I didn’t have much planned for today, originally my schedule was booked but due to some changes around when we could start talking about upcoming products things got cancelled. So I got registered… received my nice shiny badge, and prepped for my upcoming sessions.

I guess for me the madness starts on Monday. For those who want to attend one of my sessions, here is the list:

  • Monday 12:30 – The vExpert Storage Game Show – STO2996-SPO
  • Monday 5:30 – Ask the Expert vBloggers – SDDC1176
  • Tuesday 11:00 – VMware Hyper-Converged Infrastructure (EVO:RAIL) Technical Deepdive – SDDC1337
  • Wednesday 11:30 – VMware Hyper-Converged Infrastructure (EVO:RAIL) Technical Deepdive – SDDC1337
  • Wednesday 4:00 – Ask the Expert vBloggers – SDDC1176

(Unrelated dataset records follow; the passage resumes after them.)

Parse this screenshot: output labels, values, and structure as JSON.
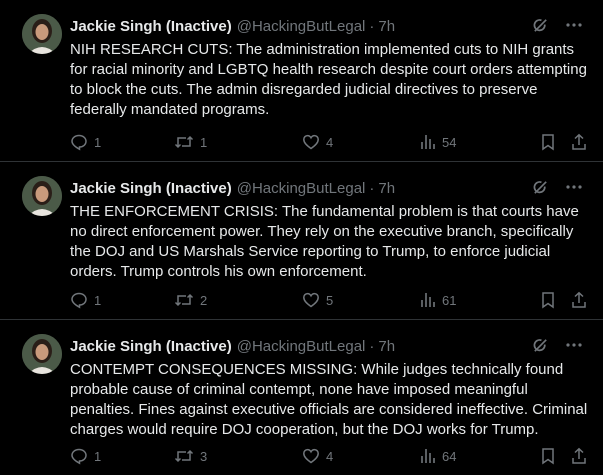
{
  "tweets": [
    {
      "author": {
        "name": "Jackie Singh (Inactive)",
        "handle": "@HackingButLegal"
      },
      "time": "7h",
      "separator": "·",
      "text": "NIH RESEARCH CUTS: The administration implemented cuts to NIH grants for racial minority and LGBTQ health research despite court orders attempting to block the cuts. The admin disregarded judicial directives to preserve federally mandated programs.",
      "stats": {
        "replies": "1",
        "reposts": "1",
        "likes": "4",
        "views": "54"
      }
    },
    {
      "author": {
        "name": "Jackie Singh (Inactive)",
        "handle": "@HackingButLegal"
      },
      "time": "7h",
      "separator": "·",
      "text": "THE ENFORCEMENT CRISIS: The fundamental problem is that courts have no direct enforcement power. They rely on the executive branch, specifically the DOJ and US Marshals Service reporting to Trump, to enforce judicial orders. Trump controls his own enforcement.",
      "stats": {
        "replies": "1",
        "reposts": "2",
        "likes": "5",
        "views": "61"
      }
    },
    {
      "author": {
        "name": "Jackie Singh (Inactive)",
        "handle": "@HackingButLegal"
      },
      "time": "7h",
      "separator": "·",
      "text": "CONTEMPT CONSEQUENCES MISSING: While judges technically found probable cause of criminal contempt, none have imposed meaningful penalties. Fines against executive officials are considered ineffective. Criminal charges would require DOJ cooperation, but the DOJ works for Trump.",
      "stats": {
        "replies": "1",
        "reposts": "3",
        "likes": "4",
        "views": "64"
      }
    }
  ],
  "icons": {
    "reply": "reply-icon",
    "repost": "repost-icon",
    "like": "heart-icon",
    "views": "views-icon",
    "bookmark": "bookmark-icon",
    "share": "share-icon",
    "grok": "grok-icon",
    "more": "more-icon"
  },
  "colors": {
    "background": "#000000",
    "text": "#e7e9ea",
    "muted": "#71767b",
    "divider": "#2f3336"
  }
}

Some of the sessions are not fully booked yet as they were added to the scheduler late (SDDC1337), so you can still sign up… some of the sessions seem to be full right now.